[The task]: Leaving out all pictures, return the records word for word.

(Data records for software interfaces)
+ + + + +
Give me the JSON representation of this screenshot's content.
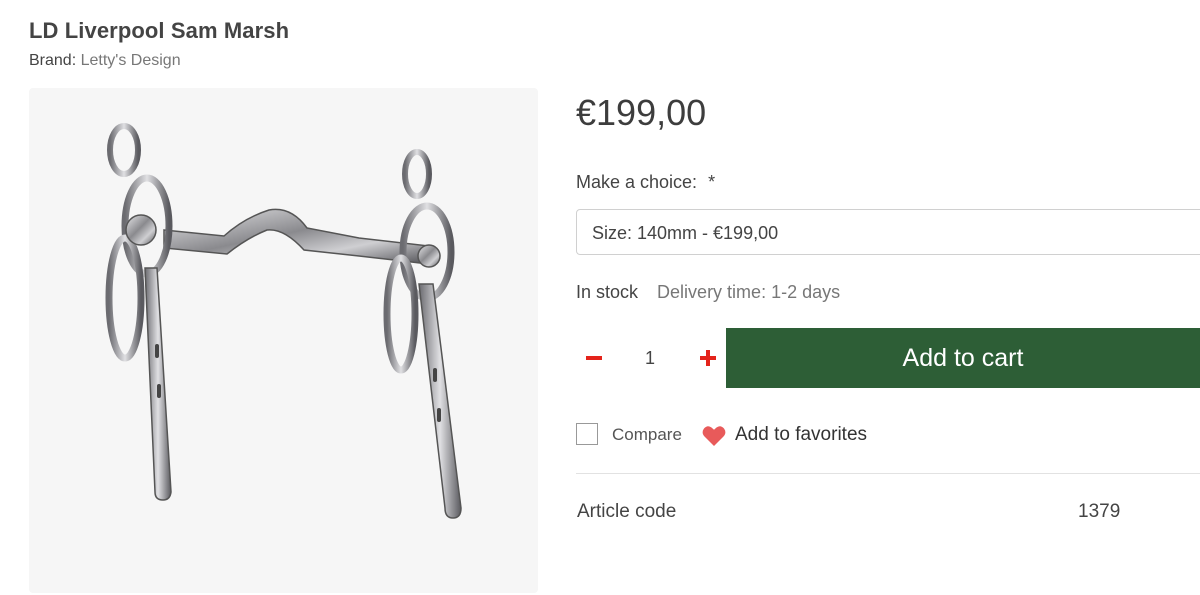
{
  "product": {
    "title": "LD Liverpool Sam Marsh",
    "brand_label": "Brand:",
    "brand_name": "Letty's Design",
    "price": "€199,00"
  },
  "options": {
    "choice_label": "Make a choice:",
    "required_mark": "*",
    "selected_value": "Size: 140mm - €199,00"
  },
  "availability": {
    "stock": "In stock",
    "delivery": "Delivery time: 1-2 days"
  },
  "cart": {
    "quantity": "1",
    "add_to_cart_label": "Add to cart",
    "button_color": "#2d5e36",
    "stepper_color": "#e4231b"
  },
  "actions": {
    "compare_label": "Compare",
    "favorites_label": "Add to favorites",
    "heart_color": "#e85a5a"
  },
  "specs": [
    {
      "label": "Article code",
      "value": "1379"
    }
  ],
  "icons": [
    "minus-icon",
    "plus-icon",
    "heart-icon",
    "checkbox"
  ]
}
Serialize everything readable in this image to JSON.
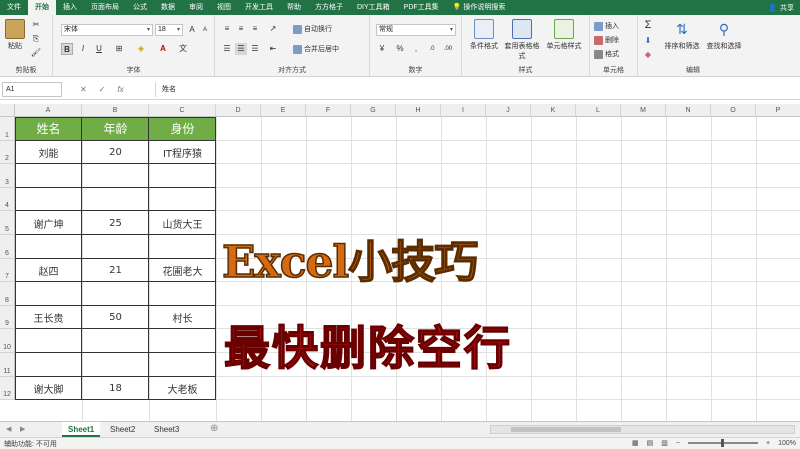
{
  "menu": {
    "tabs": [
      "文件",
      "开始",
      "插入",
      "页面布局",
      "公式",
      "数据",
      "审阅",
      "视图",
      "开发工具",
      "帮助",
      "方方格子",
      "DIY工具箱",
      "PDF工具集",
      "操作说明搜索"
    ],
    "share": "共享"
  },
  "ribbon": {
    "clipboard": {
      "paste": "粘贴",
      "label": "剪贴板"
    },
    "font": {
      "name": "宋体",
      "size": "18",
      "bold": "B",
      "italic": "I",
      "underline": "U",
      "label": "字体"
    },
    "alignment": {
      "wrap": "自动换行",
      "merge": "合并后居中",
      "label": "对齐方式"
    },
    "number": {
      "format": "常规",
      "label": "数字"
    },
    "styles": {
      "conditional": "条件格式",
      "table": "套用表格格式",
      "cell": "单元格样式",
      "label": "样式"
    },
    "cells": {
      "insert": "插入",
      "delete": "删除",
      "format": "格式",
      "label": "单元格"
    },
    "editing": {
      "sort": "排序和筛选",
      "find": "查找和选择",
      "label": "编辑"
    }
  },
  "formula_bar": {
    "name_box": "A1",
    "content": "姓名"
  },
  "grid": {
    "columns": [
      "A",
      "B",
      "C",
      "D",
      "E",
      "F",
      "G",
      "H",
      "I",
      "J",
      "K",
      "L",
      "M",
      "N",
      "O",
      "P"
    ],
    "rows": [
      "1",
      "2",
      "3",
      "4",
      "5",
      "6",
      "7",
      "8",
      "9",
      "10",
      "11",
      "12"
    ],
    "headers": [
      "姓名",
      "年龄",
      "身份"
    ],
    "data": [
      [
        "刘能",
        "20",
        "IT程序猿"
      ],
      [
        "",
        "",
        ""
      ],
      [
        "",
        "",
        ""
      ],
      [
        "谢广坤",
        "25",
        "山货大王"
      ],
      [
        "",
        "",
        ""
      ],
      [
        "赵四",
        "21",
        "花圃老大"
      ],
      [
        "",
        "",
        ""
      ],
      [
        "王长贵",
        "50",
        "村长"
      ],
      [
        "",
        "",
        ""
      ],
      [
        "",
        "",
        ""
      ],
      [
        "谢大脚",
        "18",
        "大老板"
      ]
    ],
    "header_color": "#70ad47"
  },
  "overlay": {
    "line1": "Excel小技巧",
    "line2": "最快删除空行",
    "line1_color": "#d46b12",
    "line2_color": "#e01818"
  },
  "sheets": [
    "Sheet1",
    "Sheet2",
    "Sheet3"
  ],
  "status": {
    "accessibility": "辅助功能: 不可用",
    "zoom": "100%"
  }
}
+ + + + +
[Exercise result]:
Give me the JSON representation of this screenshot's content.
{
  "product": {
    "title": "LD Liverpool Sam Marsh",
    "brand_label": "Brand:",
    "brand_name": "Letty's Design",
    "price": "€199,00"
  },
  "options": {
    "choice_label": "Make a choice:",
    "required_mark": "*",
    "selected_value": "Size: 140mm - €199,00"
  },
  "availability": {
    "stock": "In stock",
    "delivery": "Delivery time: 1-2 days"
  },
  "cart": {
    "quantity": "1",
    "add_to_cart_label": "Add to cart",
    "button_color": "#2d5e36",
    "stepper_color": "#e4231b"
  },
  "actions": {
    "compare_label": "Compare",
    "favorites_label": "Add to favorites",
    "heart_color": "#e85a5a"
  },
  "specs": [
    {
      "label": "Article code",
      "value": "1379"
    }
  ],
  "icons": [
    "minus-icon",
    "plus-icon",
    "heart-icon",
    "checkbox"
  ]
}
Serialize everything readable in this image to JSON.
{
  "menu": {
    "tabs": [
      "文件",
      "开始",
      "插入",
      "页面布局",
      "公式",
      "数据",
      "审阅",
      "视图",
      "开发工具",
      "帮助",
      "方方格子",
      "DIY工具箱",
      "PDF工具集",
      "操作说明搜索"
    ],
    "share": "共享"
  },
  "ribbon": {
    "clipboard": {
      "paste": "粘贴",
      "label": "剪贴板"
    },
    "font": {
      "name": "宋体",
      "size": "18",
      "bold": "B",
      "italic": "I",
      "underline": "U",
      "label": "字体"
    },
    "alignment": {
      "wrap": "自动换行",
      "merge": "合并后居中",
      "label": "对齐方式"
    },
    "number": {
      "format": "常规",
      "label": "数字"
    },
    "styles": {
      "conditional": "条件格式",
      "table": "套用表格格式",
      "cell": "单元格样式",
      "label": "样式"
    },
    "cells": {
      "insert": "插入",
      "delete": "删除",
      "format": "格式",
      "label": "单元格"
    },
    "editing": {
      "sort": "排序和筛选",
      "find": "查找和选择",
      "label": "编辑"
    }
  },
  "formula_bar": {
    "name_box": "A1",
    "content": "姓名"
  },
  "grid": {
    "columns": [
      "A",
      "B",
      "C",
      "D",
      "E",
      "F",
      "G",
      "H",
      "I",
      "J",
      "K",
      "L",
      "M",
      "N",
      "O",
      "P"
    ],
    "rows": [
      "1",
      "2",
      "3",
      "4",
      "5",
      "6",
      "7",
      "8",
      "9",
      "10",
      "11",
      "12"
    ],
    "headers": [
      "姓名",
      "年龄",
      "身份"
    ],
    "data": [
      [
        "刘能",
        "20",
        "IT程序猿"
      ],
      [
        "",
        "",
        ""
      ],
      [
        "",
        "",
        ""
      ],
      [
        "谢广坤",
        "25",
        "山货大王"
      ],
      [
        "",
        "",
        ""
      ],
      [
        "赵四",
        "21",
        "花圃老大"
      ],
      [
        "",
        "",
        ""
      ],
      [
        "王长贵",
        "50",
        "村长"
      ],
      [
        "",
        "",
        ""
      ],
      [
        "",
        "",
        ""
      ],
      [
        "谢大脚",
        "18",
        "大老板"
      ]
    ],
    "header_color": "#70ad47"
  },
  "overlay": {
    "line1": "Excel小技巧",
    "line2": "最快删除空行",
    "line1_color": "#d46b12",
    "line2_color": "#e01818"
  },
  "sheets": [
    "Sheet1",
    "Sheet2",
    "Sheet3"
  ],
  "status": {
    "accessibility": "辅助功能: 不可用",
    "zoom": "100%"
  }
}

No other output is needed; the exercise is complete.